Exercise description
All entries below are to be reproduced precisely as they stand, without the pictures.

Given data
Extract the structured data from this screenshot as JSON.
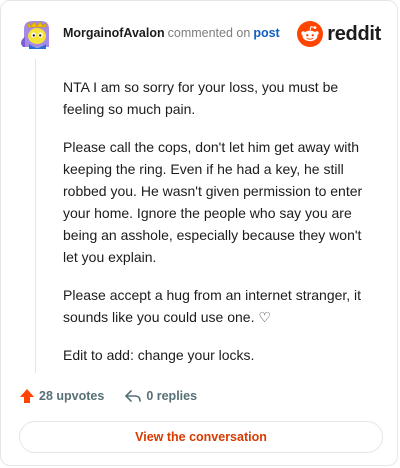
{
  "header": {
    "username": "MorgainofAvalon",
    "action_text": "commented on",
    "post_link": "post",
    "brand_word": "reddit",
    "brand_color": "#ff4500",
    "avatar_icon": "snoo-avatar"
  },
  "comment": {
    "paragraphs": [
      "NTA I am so sorry for your loss, you must be feeling so much pain.",
      "Please call the cops, don't let him get away with keeping the ring. Even if he had a key, he still robbed you. He wasn't given permission to enter your home. Ignore the people who say you are being an asshole, especially because they won't let you explain.",
      "Please accept a hug from an internet stranger, it sounds like you could use one. ♡",
      "Edit to add: change your locks."
    ]
  },
  "footer": {
    "upvotes_label": "28 upvotes",
    "replies_label": "0 replies",
    "upvote_color": "#ff4500",
    "upvote_icon": "upvote-arrow-icon",
    "reply_icon": "reply-arrow-icon"
  },
  "cta": {
    "label": "View the conversation",
    "color": "#d93a00"
  }
}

Completed task
Extract the structured data from this screenshot as JSON.
{
  "header": {
    "username": "MorgainofAvalon",
    "action_text": "commented on",
    "post_link": "post",
    "brand_word": "reddit",
    "brand_color": "#ff4500",
    "avatar_icon": "snoo-avatar"
  },
  "comment": {
    "paragraphs": [
      "NTA I am so sorry for your loss, you must be feeling so much pain.",
      "Please call the cops, don't let him get away with keeping the ring. Even if he had a key, he still robbed you. He wasn't given permission to enter your home. Ignore the people who say you are being an asshole, especially because they won't let you explain.",
      "Please accept a hug from an internet stranger, it sounds like you could use one. ♡",
      "Edit to add: change your locks."
    ]
  },
  "footer": {
    "upvotes_label": "28 upvotes",
    "replies_label": "0 replies",
    "upvote_color": "#ff4500",
    "upvote_icon": "upvote-arrow-icon",
    "reply_icon": "reply-arrow-icon"
  },
  "cta": {
    "label": "View the conversation",
    "color": "#d93a00"
  }
}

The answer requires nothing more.